As to the strength of the police, the position varies a good deal in the country. The general position is that with hardly an exception the county forces are well up to strength, and there is no great recruiting problem in the smaller boroughs, but the difficulty is in the large cities and particularly in the Metropolitan Police District, where the strength is 15 per cent. below the authorised establishment.

On the other hand, it is reassuring to note that there are now altogether, taking England and Wales as a whole, 5,000 more policemen than there were four years ago. What is more, although the establishments have been increased in the last four years, instead of being 10,000 below establishment as the police were in 1955, they were 6,700 below establishment altogether on 31st December last.
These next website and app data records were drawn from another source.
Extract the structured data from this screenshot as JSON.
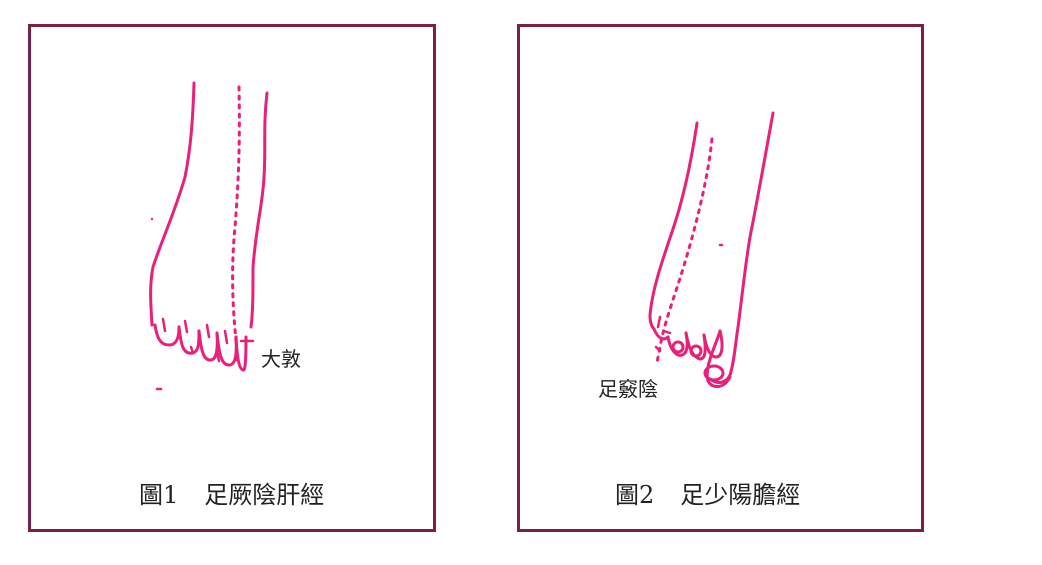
{
  "colors": {
    "frame": "#7a1f47",
    "meridian": "#e8207a",
    "text": "#222222"
  },
  "figures": [
    {
      "number": "圖1",
      "title": "足厥陰肝經",
      "point_label": "大敦"
    },
    {
      "number": "圖2",
      "title": "足少陽膽經",
      "point_label": "足竅陰"
    }
  ]
}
As I have pointed out already, the greatest shortages occur in the Metropolitan Police District and in the large cities.

So far as the Metropolis is concerned—I think both my hon. Friends were particularly anxious about the position in the Metropolis—my right hon. Friend is keeping in close touch with the Minister of Transport and Civil Aviation about this matter. Under the Road Traffic Act it is for the local authorities to make proposals for the parking meter schemes. As I say, those schemes are building up, and eventually it will be possible to take better stock of the position than we can do tonight with regard to the better arrangement of the parking of cars in London, and it will be possible also when there are more schemes under way to take stock of the contribution which the parking meter attendants, as special traffic wardens—which is, in effect, what they are although they are not under the police—can make in helping the police in performing their duties with regard to parked vehicles.

As I say, we are grateful to my hon. Friend the Member for Harborough for having raised this matter, and we shall take good note of what he has said.

Question put and agreed to.

Adjourned accordingly at twenty-two minutes to Eleven o'clock.